### Assignment
Your copy should match the entries exactly, with no images carried over.
>>>
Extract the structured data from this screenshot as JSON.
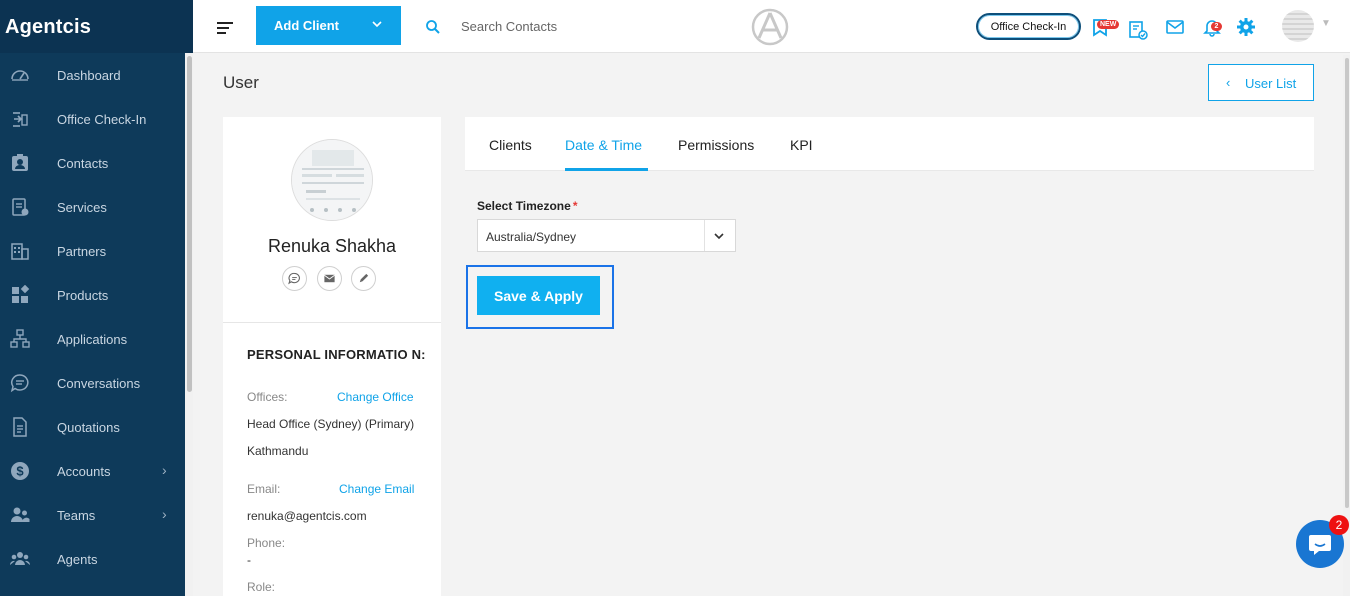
{
  "brand": "Agentcis",
  "sidebar": {
    "items": [
      {
        "label": "Dashboard",
        "icon": "dashboard-icon",
        "has_chevron": false
      },
      {
        "label": "Office Check-In",
        "icon": "office-checkin-icon",
        "has_chevron": false
      },
      {
        "label": "Contacts",
        "icon": "contacts-icon",
        "has_chevron": false
      },
      {
        "label": "Services",
        "icon": "services-icon",
        "has_chevron": false
      },
      {
        "label": "Partners",
        "icon": "partners-icon",
        "has_chevron": false
      },
      {
        "label": "Products",
        "icon": "products-icon",
        "has_chevron": false
      },
      {
        "label": "Applications",
        "icon": "applications-icon",
        "has_chevron": false
      },
      {
        "label": "Conversations",
        "icon": "conversations-icon",
        "has_chevron": false
      },
      {
        "label": "Quotations",
        "icon": "quotations-icon",
        "has_chevron": false
      },
      {
        "label": "Accounts",
        "icon": "accounts-icon",
        "has_chevron": true
      },
      {
        "label": "Teams",
        "icon": "teams-icon",
        "has_chevron": true
      },
      {
        "label": "Agents",
        "icon": "agents-icon",
        "has_chevron": false
      }
    ]
  },
  "topbar": {
    "add_client_label": "Add Client",
    "search_placeholder": "Search Contacts",
    "office_checkin_label": "Office Check-In",
    "new_badge": "NEW",
    "notification_count": "2"
  },
  "page": {
    "title": "User",
    "user_list_label": "User List"
  },
  "profile": {
    "name": "Renuka Shakha",
    "section_title": "PERSONAL INFORMATIO N:",
    "offices_label": "Offices:",
    "change_office_label": "Change Office",
    "offices_value_1": "Head Office (Sydney) (Primary)",
    "offices_value_2": "Kathmandu",
    "email_label": "Email:",
    "change_email_label": "Change Email",
    "email_value": "renuka@agentcis.com",
    "phone_label": "Phone:",
    "phone_value": "-",
    "role_label": "Role:"
  },
  "tabs": [
    {
      "label": "Clients",
      "active": false
    },
    {
      "label": "Date & Time",
      "active": true
    },
    {
      "label": "Permissions",
      "active": false
    },
    {
      "label": "KPI",
      "active": false
    }
  ],
  "timezone": {
    "label": "Select Timezone",
    "required_mark": "*",
    "value": "Australia/Sydney"
  },
  "save_apply_label": "Save & Apply",
  "chat": {
    "badge": "2"
  },
  "colors": {
    "sidebar_bg": "#0e3a5a",
    "accent": "#10a3e8",
    "focus_outline": "#1a73e8",
    "badge_red": "#e53935"
  }
}
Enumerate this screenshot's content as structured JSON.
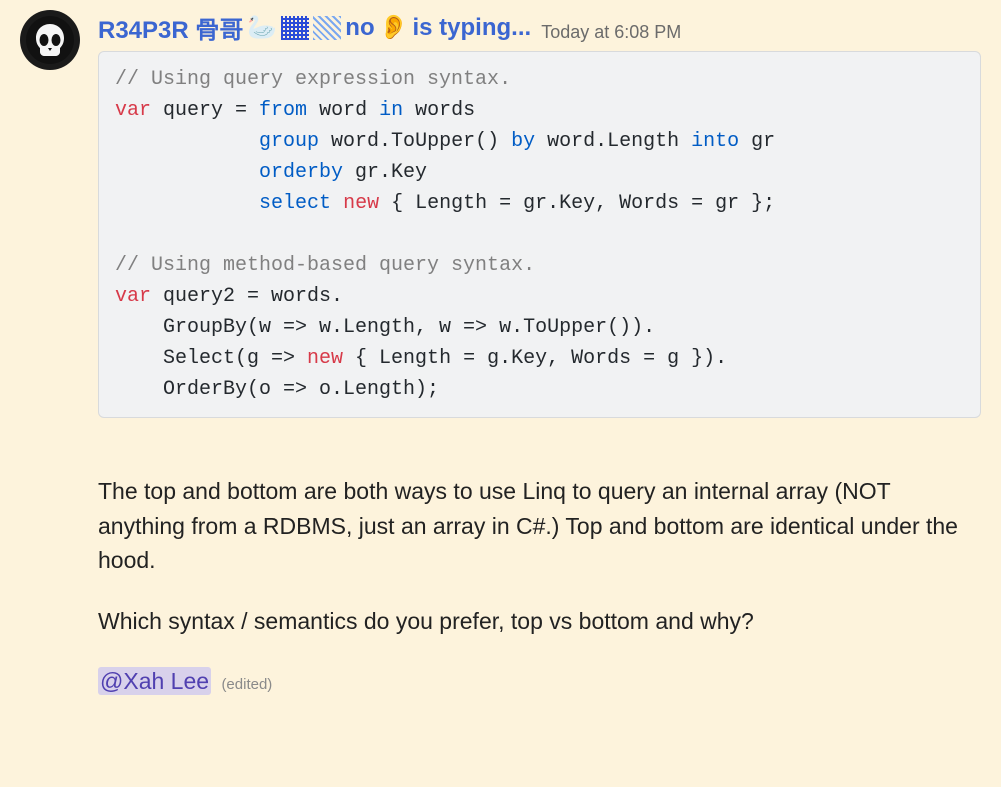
{
  "message": {
    "username_parts": {
      "name": "R34P3R 骨哥",
      "swan": "🦢",
      "no": "no",
      "ear": "👂",
      "typing": "is typing..."
    },
    "timestamp": "Today at 6:08 PM",
    "code": {
      "c1": "// Using query expression syntax.",
      "l2a": "var",
      "l2b": " query = ",
      "l2c": "from",
      "l2d": " word ",
      "l2e": "in",
      "l2f": " words",
      "l3a": "            ",
      "l3b": "group",
      "l3c": " word.ToUpper() ",
      "l3d": "by",
      "l3e": " word.Length ",
      "l3f": "into",
      "l3g": " gr",
      "l4a": "            ",
      "l4b": "orderby",
      "l4c": " gr.Key",
      "l5a": "            ",
      "l5b": "select",
      "l5c": " ",
      "l5d": "new",
      "l5e": " { Length = gr.Key, Words = gr };",
      "blank": "",
      "c2": "// Using method-based query syntax.",
      "l7a": "var",
      "l7b": " query2 = words.",
      "l8": "    GroupBy(w => w.Length, w => w.ToUpper()).",
      "l9a": "    Select(g => ",
      "l9b": "new",
      "l9c": " { Length = g.Key, Words = g }).",
      "l10": "    OrderBy(o => o.Length);"
    },
    "para1": "The top and bottom are both ways to use Linq to query an internal array (NOT anything from a RDBMS, just an array in C#.) Top and bottom are identical under the hood.",
    "para2": "Which syntax / semantics do you prefer, top vs bottom and why?",
    "mention": "@Xah Lee",
    "edited": "(edited)"
  }
}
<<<
### Response to this exercise
Extract the structured data from this screenshot as JSON.
{
  "brand": "Agentcis",
  "sidebar": {
    "items": [
      {
        "label": "Dashboard",
        "icon": "dashboard-icon",
        "has_chevron": false
      },
      {
        "label": "Office Check-In",
        "icon": "office-checkin-icon",
        "has_chevron": false
      },
      {
        "label": "Contacts",
        "icon": "contacts-icon",
        "has_chevron": false
      },
      {
        "label": "Services",
        "icon": "services-icon",
        "has_chevron": false
      },
      {
        "label": "Partners",
        "icon": "partners-icon",
        "has_chevron": false
      },
      {
        "label": "Products",
        "icon": "products-icon",
        "has_chevron": false
      },
      {
        "label": "Applications",
        "icon": "applications-icon",
        "has_chevron": false
      },
      {
        "label": "Conversations",
        "icon": "conversations-icon",
        "has_chevron": false
      },
      {
        "label": "Quotations",
        "icon": "quotations-icon",
        "has_chevron": false
      },
      {
        "label": "Accounts",
        "icon": "accounts-icon",
        "has_chevron": true
      },
      {
        "label": "Teams",
        "icon": "teams-icon",
        "has_chevron": true
      },
      {
        "label": "Agents",
        "icon": "agents-icon",
        "has_chevron": false
      }
    ]
  },
  "topbar": {
    "add_client_label": "Add Client",
    "search_placeholder": "Search Contacts",
    "office_checkin_label": "Office Check-In",
    "new_badge": "NEW",
    "notification_count": "2"
  },
  "page": {
    "title": "User",
    "user_list_label": "User List"
  },
  "profile": {
    "name": "Renuka Shakha",
    "section_title": "PERSONAL INFORMATIO N:",
    "offices_label": "Offices:",
    "change_office_label": "Change Office",
    "offices_value_1": "Head Office (Sydney) (Primary)",
    "offices_value_2": "Kathmandu",
    "email_label": "Email:",
    "change_email_label": "Change Email",
    "email_value": "renuka@agentcis.com",
    "phone_label": "Phone:",
    "phone_value": "-",
    "role_label": "Role:"
  },
  "tabs": [
    {
      "label": "Clients",
      "active": false
    },
    {
      "label": "Date & Time",
      "active": true
    },
    {
      "label": "Permissions",
      "active": false
    },
    {
      "label": "KPI",
      "active": false
    }
  ],
  "timezone": {
    "label": "Select Timezone",
    "required_mark": "*",
    "value": "Australia/Sydney"
  },
  "save_apply_label": "Save & Apply",
  "chat": {
    "badge": "2"
  },
  "colors": {
    "sidebar_bg": "#0e3a5a",
    "accent": "#10a3e8",
    "focus_outline": "#1a73e8",
    "badge_red": "#e53935"
  }
}
Enumerate this screenshot's content as structured JSON.
{
  "message": {
    "username_parts": {
      "name": "R34P3R 骨哥",
      "swan": "🦢",
      "no": "no",
      "ear": "👂",
      "typing": "is typing..."
    },
    "timestamp": "Today at 6:08 PM",
    "code": {
      "c1": "// Using query expression syntax.",
      "l2a": "var",
      "l2b": " query = ",
      "l2c": "from",
      "l2d": " word ",
      "l2e": "in",
      "l2f": " words",
      "l3a": "            ",
      "l3b": "group",
      "l3c": " word.ToUpper() ",
      "l3d": "by",
      "l3e": " word.Length ",
      "l3f": "into",
      "l3g": " gr",
      "l4a": "            ",
      "l4b": "orderby",
      "l4c": " gr.Key",
      "l5a": "            ",
      "l5b": "select",
      "l5c": " ",
      "l5d": "new",
      "l5e": " { Length = gr.Key, Words = gr };",
      "blank": "",
      "c2": "// Using method-based query syntax.",
      "l7a": "var",
      "l7b": " query2 = words.",
      "l8": "    GroupBy(w => w.Length, w => w.ToUpper()).",
      "l9a": "    Select(g => ",
      "l9b": "new",
      "l9c": " { Length = g.Key, Words = g }).",
      "l10": "    OrderBy(o => o.Length);"
    },
    "para1": "The top and bottom are both ways to use Linq to query an internal array (NOT anything from a RDBMS, just an array in C#.) Top and bottom are identical under the hood.",
    "para2": "Which syntax / semantics do you prefer, top vs bottom and why?",
    "mention": "@Xah Lee",
    "edited": "(edited)"
  }
}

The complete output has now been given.